It’s not sheer luck that companies offering work/life balance programs have less employee turnover. General Mills, a leading manufacturer and marketer of consumer food products, boasts a higher employee retention rate than the industry average because by helping its staff members balance their personal and professional lives, it also is helping the company recruit and retain great people, says Erin Dunn, director of corporate services at General Mills.
The associates at General Mills, based in Minneapolis, are encouraged to be high-performance-oriented during business hours, but the company also recognizes that “employees today need to access family, health and quality-of-life resources at work,” Dunn says.
Instead of surfing the Internet during office hours to find a doctor or auto mechanic and then scheduling a visit outside of the workplace, General Mills employees can utilize on-site services at the company’s headquarters, saving time and reducing the stress of running errands and to off-site appointments.
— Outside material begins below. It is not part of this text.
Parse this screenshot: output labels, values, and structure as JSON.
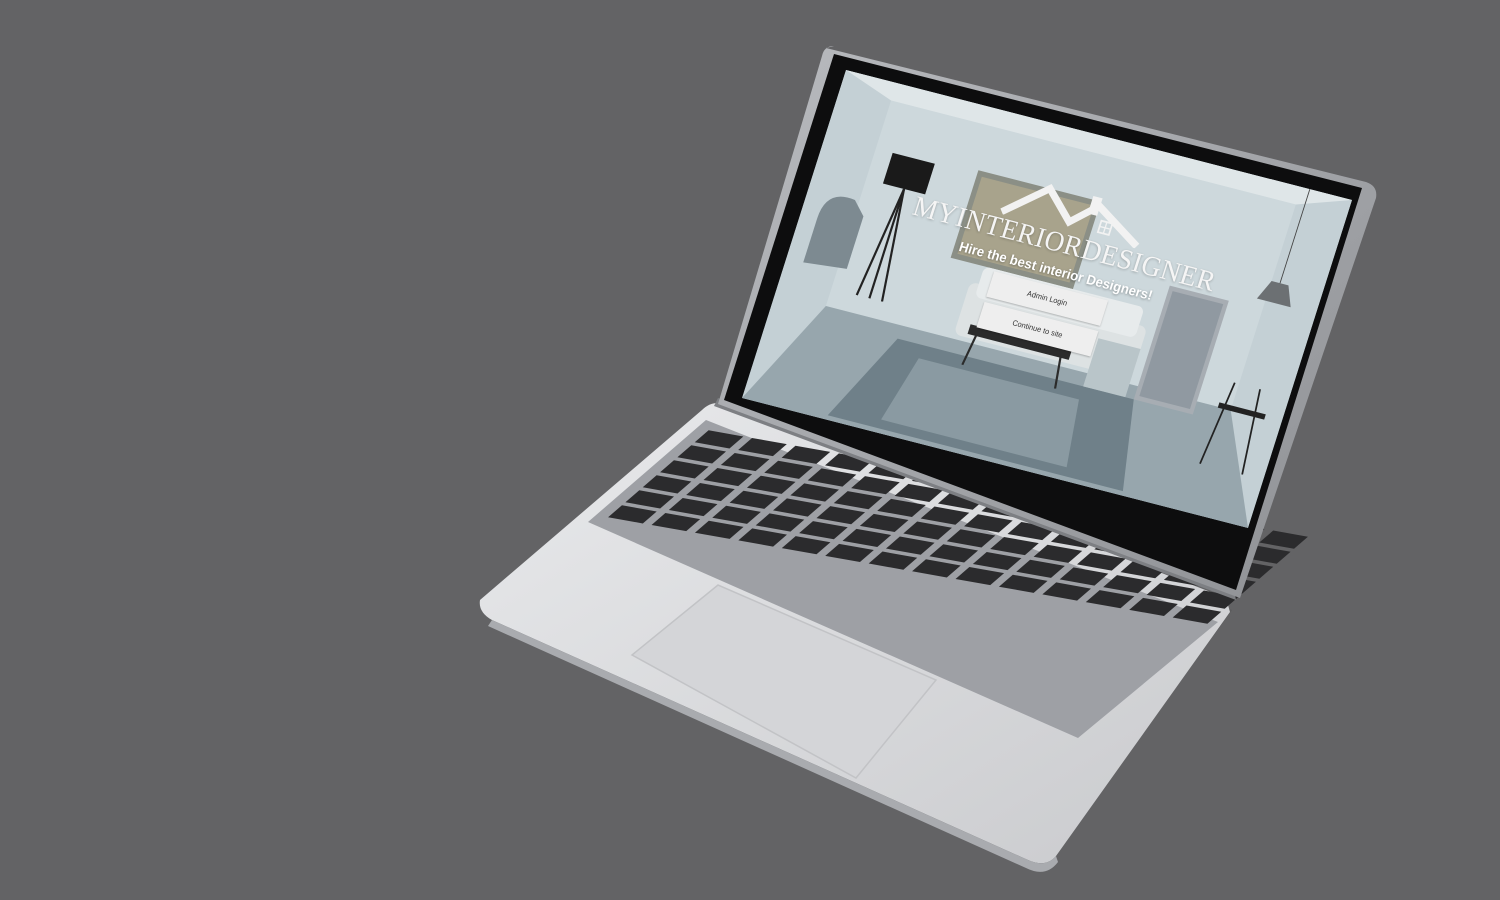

Without leaving the building, General Mills employees can see a doctor or dentist and get prescriptions filled at the company’s medical facility. Employees don’t have to carpool to the office while the car is in the shop. The on-site auto service center provides tune-ups, fueling and car wash services while employees stay focused on their jobs.
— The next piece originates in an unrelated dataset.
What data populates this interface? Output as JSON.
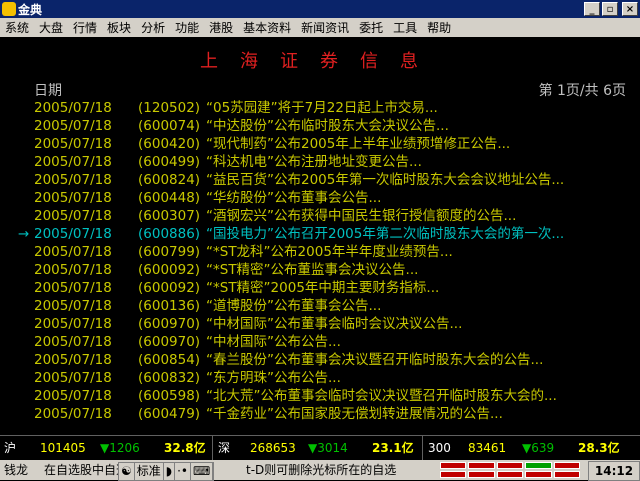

While not all companies have the space or budget to offer a wide range of services on-site, many organizations are dedicating some office space and resources to providing work/life balance options.
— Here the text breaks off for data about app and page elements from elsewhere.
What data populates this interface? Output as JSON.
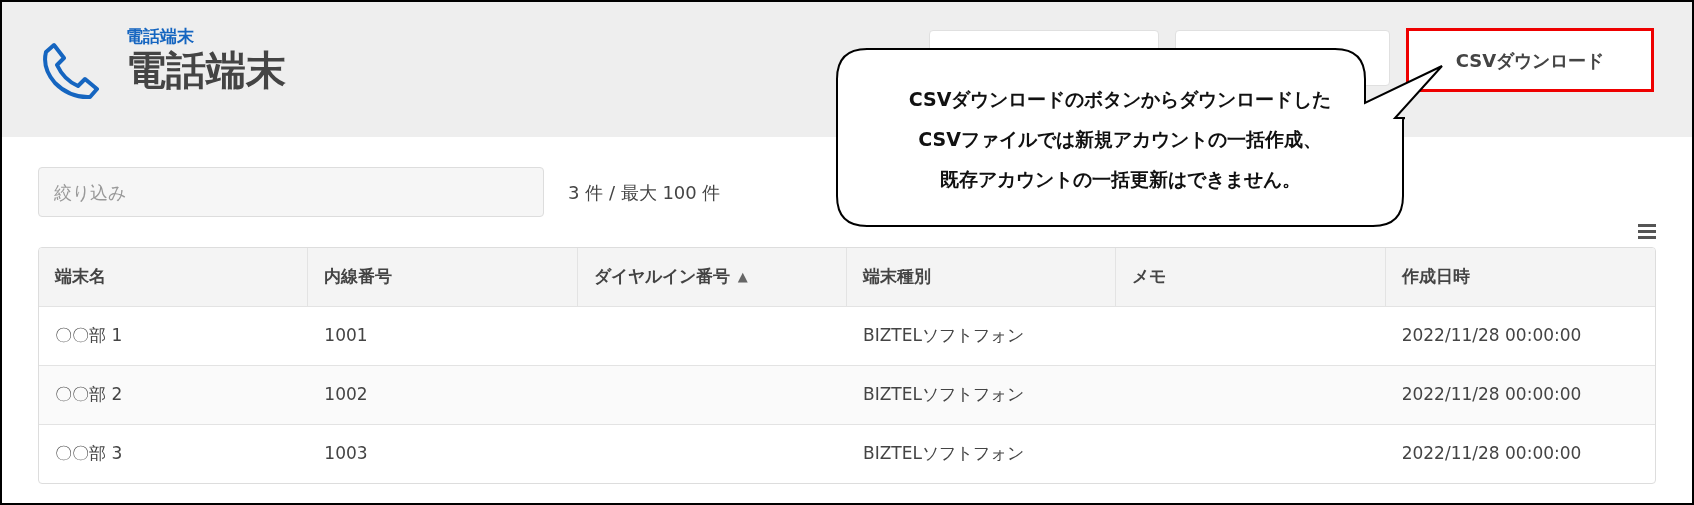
{
  "header": {
    "subtitle": "電話端末",
    "title": "電話端末"
  },
  "header_buttons": [
    {
      "kind": "covered"
    },
    {
      "kind": "covered"
    },
    {
      "kind": "label",
      "label": "CSVダウンロード",
      "highlighted": true
    }
  ],
  "callout": {
    "lines": [
      "CSVダウンロードのボタンからダウンロードした",
      "CSVファイルでは新規アカウントの一括作成、",
      "既存アカウントの一括更新はできません。"
    ]
  },
  "filter": {
    "placeholder": "絞り込み"
  },
  "count": "3 件 / 最大 100 件",
  "table": {
    "columns": [
      {
        "label": "端末名"
      },
      {
        "label": "内線番号"
      },
      {
        "label": "ダイヤルイン番号",
        "sort": "▲"
      },
      {
        "label": "端末種別"
      },
      {
        "label": "メモ"
      },
      {
        "label": "作成日時"
      }
    ],
    "rows": [
      [
        "〇〇部 1",
        "1001",
        "",
        "BIZTELソフトフォン",
        "",
        "2022/11/28 00:00:00"
      ],
      [
        "〇〇部 2",
        "1002",
        "",
        "BIZTELソフトフォン",
        "",
        "2022/11/28 00:00:00"
      ],
      [
        "〇〇部 3",
        "1003",
        "",
        "BIZTELソフトフォン",
        "",
        "2022/11/28 00:00:00"
      ]
    ]
  }
}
Cottage Health Systems, for example, provides on-site day care at its Santa Barbara, Calif., headquarters, which has been key in recruiting and retaining employees, says Afshin Fatholahi, vice president, support services, at Cottage Health Systems. With more than 45 children currently enrolled in the day care center and demand increasing, the health system is opening a second center this year to accommodate an additional 30 kids. A deli that will offer dinners to go also is under way.
The health system also brings in professionals to its facility to provide employees with work/life balance services, such as weight loss and smoking cessation meetings, and aerobic and yoga classes, Fatholahi says. Other special amenities include desk-side delivery of specialty coffee and professional chair massages.
Another option that has seen dramatic growth in recent years is concierge service. San Diego, Calif.,-based ACI, The Specialty Benefits Corporation, provides corporate employees with a “virtual assistant” to help them find products or services, which could include everything from the hottest concert tickets to a local veterinarian. It’s a low-cost, high-visibility benefit that can easily address employees’ work/life balance concerns, says Erin Judy, vice president of sales at ACI.
Associates at General Mills “find that taking care of errands while at work allows them to spend more time with their families in the evenings and on weekends,” Dunn says. “Having convenient on-site services not only increases the quality of work/life for employees, but enables them to better balance extremely busy work and personal lives.”